- _EXERCISE REQUIREMENTS_
Return every record below exactly as written, omitting any pictures.

- _RECORDS FOR THIS EXERCISE_
-----
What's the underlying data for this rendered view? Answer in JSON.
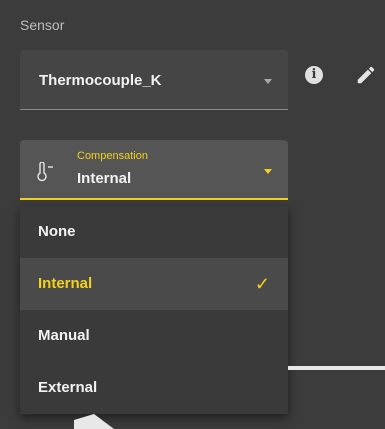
{
  "sensor": {
    "section_label": "Sensor",
    "selected_value": "Thermocouple_K",
    "info_glyph": "i",
    "icons": [
      "chevron-down-icon",
      "info-icon",
      "edit-icon"
    ]
  },
  "compensation": {
    "label": "Compensation",
    "selected_value": "Internal",
    "icon": "thermometer-icon",
    "accent_color": "#f2d21b",
    "options": [
      {
        "label": "None",
        "selected": false
      },
      {
        "label": "Internal",
        "selected": true
      },
      {
        "label": "Manual",
        "selected": false
      },
      {
        "label": "External",
        "selected": false
      }
    ]
  }
}
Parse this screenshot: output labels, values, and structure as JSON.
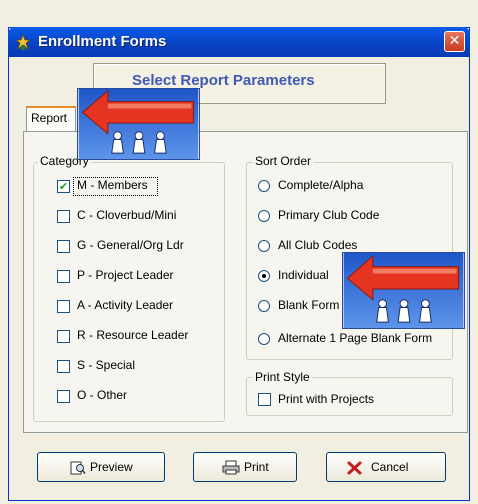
{
  "window": {
    "title": "Enrollment Forms",
    "close_glyph": "✕",
    "icon": "app-icon"
  },
  "header": {
    "title": "Select Report Parameters"
  },
  "tabs": [
    {
      "label": "Report",
      "selected": true
    }
  ],
  "category": {
    "legend": "Category",
    "items": [
      {
        "label": "M - Members",
        "checked": true
      },
      {
        "label": "C - Cloverbud/Mini",
        "checked": false
      },
      {
        "label": "G - General/Org Ldr",
        "checked": false
      },
      {
        "label": "P - Project Leader",
        "checked": false
      },
      {
        "label": "A - Activity Leader",
        "checked": false
      },
      {
        "label": "R - Resource Leader",
        "checked": false
      },
      {
        "label": "S - Special",
        "checked": false
      },
      {
        "label": "O - Other",
        "checked": false
      }
    ]
  },
  "sort_order": {
    "legend": "Sort Order",
    "selected": "Individual",
    "options": [
      {
        "label": "Complete/Alpha"
      },
      {
        "label": "Primary Club Code"
      },
      {
        "label": "All Club Codes"
      },
      {
        "label": "Individual"
      },
      {
        "label": "Blank Form"
      },
      {
        "label": "Alternate 1 Page Blank Form"
      }
    ]
  },
  "print_style": {
    "legend": "Print Style",
    "label": "Print with Projects",
    "checked": false
  },
  "buttons": {
    "preview": "Preview",
    "print": "Print",
    "cancel": "Cancel"
  },
  "overlays": {
    "arrow_icon": "red-arrow-left-icon"
  },
  "colors": {
    "title_bar": "#0842c4",
    "header_text": "#3e59b6",
    "tab_accent": "#e68b2c",
    "arrow_red": "#e53520",
    "cancel_x": "#c41e1e"
  }
}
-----
- _ANSWER_
What's the underlying data for this rendered view? Answer in JSON.
{
  "sensor": {
    "section_label": "Sensor",
    "selected_value": "Thermocouple_K",
    "info_glyph": "i",
    "icons": [
      "chevron-down-icon",
      "info-icon",
      "edit-icon"
    ]
  },
  "compensation": {
    "label": "Compensation",
    "selected_value": "Internal",
    "icon": "thermometer-icon",
    "accent_color": "#f2d21b",
    "options": [
      {
        "label": "None",
        "selected": false
      },
      {
        "label": "Internal",
        "selected": true
      },
      {
        "label": "Manual",
        "selected": false
      },
      {
        "label": "External",
        "selected": false
      }
    ]
  }
}
Parse this screenshot: output labels, values, and structure as JSON.
{
  "window": {
    "title": "Enrollment Forms",
    "close_glyph": "✕",
    "icon": "app-icon"
  },
  "header": {
    "title": "Select Report Parameters"
  },
  "tabs": [
    {
      "label": "Report",
      "selected": true
    }
  ],
  "category": {
    "legend": "Category",
    "items": [
      {
        "label": "M - Members",
        "checked": true
      },
      {
        "label": "C - Cloverbud/Mini",
        "checked": false
      },
      {
        "label": "G - General/Org Ldr",
        "checked": false
      },
      {
        "label": "P - Project Leader",
        "checked": false
      },
      {
        "label": "A - Activity Leader",
        "checked": false
      },
      {
        "label": "R - Resource Leader",
        "checked": false
      },
      {
        "label": "S - Special",
        "checked": false
      },
      {
        "label": "O - Other",
        "checked": false
      }
    ]
  },
  "sort_order": {
    "legend": "Sort Order",
    "selected": "Individual",
    "options": [
      {
        "label": "Complete/Alpha"
      },
      {
        "label": "Primary Club Code"
      },
      {
        "label": "All Club Codes"
      },
      {
        "label": "Individual"
      },
      {
        "label": "Blank Form"
      },
      {
        "label": "Alternate 1 Page Blank Form"
      }
    ]
  },
  "print_style": {
    "legend": "Print Style",
    "label": "Print with Projects",
    "checked": false
  },
  "buttons": {
    "preview": "Preview",
    "print": "Print",
    "cancel": "Cancel"
  },
  "overlays": {
    "arrow_icon": "red-arrow-left-icon"
  },
  "colors": {
    "title_bar": "#0842c4",
    "header_text": "#3e59b6",
    "tab_accent": "#e68b2c",
    "arrow_red": "#e53520",
    "cancel_x": "#c41e1e"
  }
}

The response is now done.